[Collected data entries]
-- Opening Marker --

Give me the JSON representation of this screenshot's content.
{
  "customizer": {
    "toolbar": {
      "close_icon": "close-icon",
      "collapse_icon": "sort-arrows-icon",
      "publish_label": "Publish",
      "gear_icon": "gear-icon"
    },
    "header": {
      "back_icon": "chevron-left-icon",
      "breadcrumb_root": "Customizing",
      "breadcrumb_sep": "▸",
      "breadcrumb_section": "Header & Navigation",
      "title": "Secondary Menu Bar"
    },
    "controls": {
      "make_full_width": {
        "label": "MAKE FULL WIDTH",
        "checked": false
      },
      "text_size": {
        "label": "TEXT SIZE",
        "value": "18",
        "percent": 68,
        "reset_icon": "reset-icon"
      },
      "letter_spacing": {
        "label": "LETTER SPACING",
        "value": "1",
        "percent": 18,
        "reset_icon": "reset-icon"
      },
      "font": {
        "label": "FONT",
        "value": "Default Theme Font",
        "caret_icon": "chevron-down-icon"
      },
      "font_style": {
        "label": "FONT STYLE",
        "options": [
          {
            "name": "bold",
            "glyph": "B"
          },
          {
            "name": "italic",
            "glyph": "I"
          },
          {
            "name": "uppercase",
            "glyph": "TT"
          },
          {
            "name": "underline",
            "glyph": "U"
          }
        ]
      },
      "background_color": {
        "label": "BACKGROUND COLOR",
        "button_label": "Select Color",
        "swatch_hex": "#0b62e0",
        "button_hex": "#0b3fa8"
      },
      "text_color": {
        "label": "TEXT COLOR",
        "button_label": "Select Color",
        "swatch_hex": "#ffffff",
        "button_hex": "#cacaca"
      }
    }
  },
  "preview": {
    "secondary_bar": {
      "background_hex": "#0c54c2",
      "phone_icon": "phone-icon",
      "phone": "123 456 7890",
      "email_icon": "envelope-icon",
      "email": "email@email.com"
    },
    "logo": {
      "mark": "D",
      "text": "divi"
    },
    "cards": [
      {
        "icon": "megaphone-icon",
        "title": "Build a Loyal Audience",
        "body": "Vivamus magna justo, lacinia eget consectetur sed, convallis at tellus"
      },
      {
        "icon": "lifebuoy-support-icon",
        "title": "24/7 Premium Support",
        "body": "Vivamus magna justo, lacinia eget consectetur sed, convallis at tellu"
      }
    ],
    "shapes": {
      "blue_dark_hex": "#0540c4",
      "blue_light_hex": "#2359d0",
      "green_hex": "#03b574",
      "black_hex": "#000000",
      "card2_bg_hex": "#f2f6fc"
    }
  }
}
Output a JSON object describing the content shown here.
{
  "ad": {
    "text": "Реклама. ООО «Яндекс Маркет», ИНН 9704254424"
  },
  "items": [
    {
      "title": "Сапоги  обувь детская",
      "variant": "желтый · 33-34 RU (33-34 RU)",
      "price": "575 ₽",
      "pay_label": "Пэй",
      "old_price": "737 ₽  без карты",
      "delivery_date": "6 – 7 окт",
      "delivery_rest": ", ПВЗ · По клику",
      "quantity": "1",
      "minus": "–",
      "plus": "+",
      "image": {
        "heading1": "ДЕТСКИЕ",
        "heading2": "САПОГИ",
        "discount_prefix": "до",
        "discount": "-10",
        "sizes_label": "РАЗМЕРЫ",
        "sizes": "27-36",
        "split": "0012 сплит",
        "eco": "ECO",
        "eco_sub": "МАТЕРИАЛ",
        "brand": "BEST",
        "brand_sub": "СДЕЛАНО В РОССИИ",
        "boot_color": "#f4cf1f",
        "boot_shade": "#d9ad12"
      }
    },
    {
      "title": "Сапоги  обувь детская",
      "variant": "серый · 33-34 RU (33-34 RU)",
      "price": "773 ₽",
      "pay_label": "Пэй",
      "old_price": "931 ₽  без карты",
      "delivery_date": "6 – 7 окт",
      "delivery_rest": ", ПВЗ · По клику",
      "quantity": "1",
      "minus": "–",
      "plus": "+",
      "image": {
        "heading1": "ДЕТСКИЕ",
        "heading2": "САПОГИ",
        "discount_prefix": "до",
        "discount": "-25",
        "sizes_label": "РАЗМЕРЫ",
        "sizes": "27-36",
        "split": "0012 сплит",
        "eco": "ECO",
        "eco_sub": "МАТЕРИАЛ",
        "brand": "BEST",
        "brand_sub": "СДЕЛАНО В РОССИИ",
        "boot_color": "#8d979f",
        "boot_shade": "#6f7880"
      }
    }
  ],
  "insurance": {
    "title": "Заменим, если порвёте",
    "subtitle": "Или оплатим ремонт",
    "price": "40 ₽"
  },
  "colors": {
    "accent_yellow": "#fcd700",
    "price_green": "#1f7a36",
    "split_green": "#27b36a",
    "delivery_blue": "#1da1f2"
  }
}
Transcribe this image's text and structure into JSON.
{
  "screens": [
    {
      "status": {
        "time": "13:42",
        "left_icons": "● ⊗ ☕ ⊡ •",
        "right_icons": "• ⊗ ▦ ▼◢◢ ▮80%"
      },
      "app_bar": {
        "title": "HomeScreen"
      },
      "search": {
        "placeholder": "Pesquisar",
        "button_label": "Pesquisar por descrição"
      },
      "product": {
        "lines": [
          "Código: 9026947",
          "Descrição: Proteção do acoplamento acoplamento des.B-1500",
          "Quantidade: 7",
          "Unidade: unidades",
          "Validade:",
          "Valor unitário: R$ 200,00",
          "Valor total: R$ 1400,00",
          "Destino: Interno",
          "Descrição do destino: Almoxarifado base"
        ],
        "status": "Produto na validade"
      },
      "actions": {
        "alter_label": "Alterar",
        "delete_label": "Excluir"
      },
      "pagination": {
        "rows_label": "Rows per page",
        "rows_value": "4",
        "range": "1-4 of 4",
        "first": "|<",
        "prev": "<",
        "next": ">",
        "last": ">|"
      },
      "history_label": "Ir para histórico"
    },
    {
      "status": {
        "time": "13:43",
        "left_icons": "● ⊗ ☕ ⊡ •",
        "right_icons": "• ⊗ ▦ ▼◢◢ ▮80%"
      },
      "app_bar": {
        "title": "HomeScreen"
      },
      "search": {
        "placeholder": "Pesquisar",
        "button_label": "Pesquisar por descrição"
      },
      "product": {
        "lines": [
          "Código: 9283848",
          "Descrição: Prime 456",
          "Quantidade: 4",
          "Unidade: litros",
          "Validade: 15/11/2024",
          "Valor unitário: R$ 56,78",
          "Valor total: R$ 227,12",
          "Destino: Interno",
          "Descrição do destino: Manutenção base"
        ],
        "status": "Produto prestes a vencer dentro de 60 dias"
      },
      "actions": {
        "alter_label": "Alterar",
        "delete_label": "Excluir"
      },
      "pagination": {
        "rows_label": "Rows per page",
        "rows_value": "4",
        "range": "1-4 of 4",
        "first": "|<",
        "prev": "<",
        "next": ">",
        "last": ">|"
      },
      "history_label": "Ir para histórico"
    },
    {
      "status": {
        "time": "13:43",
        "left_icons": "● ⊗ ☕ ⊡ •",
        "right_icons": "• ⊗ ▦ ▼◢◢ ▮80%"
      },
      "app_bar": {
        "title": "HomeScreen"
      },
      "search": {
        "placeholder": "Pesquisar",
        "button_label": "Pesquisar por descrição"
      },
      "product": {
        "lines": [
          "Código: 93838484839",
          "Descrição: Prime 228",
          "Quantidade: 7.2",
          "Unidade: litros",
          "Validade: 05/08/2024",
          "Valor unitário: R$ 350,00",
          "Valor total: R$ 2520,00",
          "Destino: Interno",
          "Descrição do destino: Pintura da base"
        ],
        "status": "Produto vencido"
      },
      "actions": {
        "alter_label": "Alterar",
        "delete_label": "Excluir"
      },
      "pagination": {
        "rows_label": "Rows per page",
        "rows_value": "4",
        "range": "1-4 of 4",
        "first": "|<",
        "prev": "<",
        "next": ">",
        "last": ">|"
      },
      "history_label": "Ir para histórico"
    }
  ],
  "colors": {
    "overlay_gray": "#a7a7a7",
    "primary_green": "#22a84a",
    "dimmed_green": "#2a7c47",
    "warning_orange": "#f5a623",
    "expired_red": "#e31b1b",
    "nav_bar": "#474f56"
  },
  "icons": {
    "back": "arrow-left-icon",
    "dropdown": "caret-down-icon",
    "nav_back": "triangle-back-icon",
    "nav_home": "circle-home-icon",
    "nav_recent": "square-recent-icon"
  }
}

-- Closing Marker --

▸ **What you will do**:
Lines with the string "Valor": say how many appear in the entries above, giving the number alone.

▸ **Written solution**:
6